- Required action
Every line of the records that holds the word "Servidor" should be copied.
== Segment start ==
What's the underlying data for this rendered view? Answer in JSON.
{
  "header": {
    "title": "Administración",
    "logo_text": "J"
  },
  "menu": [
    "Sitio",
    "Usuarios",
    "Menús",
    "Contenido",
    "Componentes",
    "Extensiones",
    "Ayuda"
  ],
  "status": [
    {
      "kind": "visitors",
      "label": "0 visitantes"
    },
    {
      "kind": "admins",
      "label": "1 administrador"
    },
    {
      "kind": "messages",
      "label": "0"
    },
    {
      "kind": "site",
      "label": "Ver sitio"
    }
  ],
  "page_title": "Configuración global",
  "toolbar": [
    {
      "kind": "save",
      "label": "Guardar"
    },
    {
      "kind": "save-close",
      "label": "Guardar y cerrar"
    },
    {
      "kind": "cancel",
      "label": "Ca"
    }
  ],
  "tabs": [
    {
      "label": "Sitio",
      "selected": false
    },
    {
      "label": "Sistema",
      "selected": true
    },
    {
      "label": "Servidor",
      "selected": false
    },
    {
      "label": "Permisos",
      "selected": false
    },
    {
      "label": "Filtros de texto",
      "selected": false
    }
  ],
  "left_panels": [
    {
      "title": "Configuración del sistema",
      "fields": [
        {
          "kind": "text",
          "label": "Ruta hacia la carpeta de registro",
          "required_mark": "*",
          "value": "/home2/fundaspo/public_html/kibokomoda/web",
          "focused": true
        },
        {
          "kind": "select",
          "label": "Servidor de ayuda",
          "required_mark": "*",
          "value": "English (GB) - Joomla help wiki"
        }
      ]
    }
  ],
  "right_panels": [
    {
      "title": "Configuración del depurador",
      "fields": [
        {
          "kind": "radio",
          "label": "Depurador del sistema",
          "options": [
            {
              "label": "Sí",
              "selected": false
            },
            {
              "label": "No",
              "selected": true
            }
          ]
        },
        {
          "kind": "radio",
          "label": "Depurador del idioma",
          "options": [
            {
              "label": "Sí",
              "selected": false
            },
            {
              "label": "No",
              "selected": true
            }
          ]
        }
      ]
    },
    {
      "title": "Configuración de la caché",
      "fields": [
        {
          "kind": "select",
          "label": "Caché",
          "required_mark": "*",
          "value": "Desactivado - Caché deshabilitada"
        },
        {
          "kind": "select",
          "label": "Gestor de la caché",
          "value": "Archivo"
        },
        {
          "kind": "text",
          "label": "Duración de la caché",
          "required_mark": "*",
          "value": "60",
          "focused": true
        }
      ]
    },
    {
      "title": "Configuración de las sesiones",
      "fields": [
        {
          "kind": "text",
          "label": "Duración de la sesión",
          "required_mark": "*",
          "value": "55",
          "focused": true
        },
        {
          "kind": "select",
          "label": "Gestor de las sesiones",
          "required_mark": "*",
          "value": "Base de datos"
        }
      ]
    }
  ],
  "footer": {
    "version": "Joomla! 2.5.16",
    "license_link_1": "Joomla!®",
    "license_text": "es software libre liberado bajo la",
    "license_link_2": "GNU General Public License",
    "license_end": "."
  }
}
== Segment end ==
- Answer below
      "label": "Servidor",
          "label": "Servidor de ayuda",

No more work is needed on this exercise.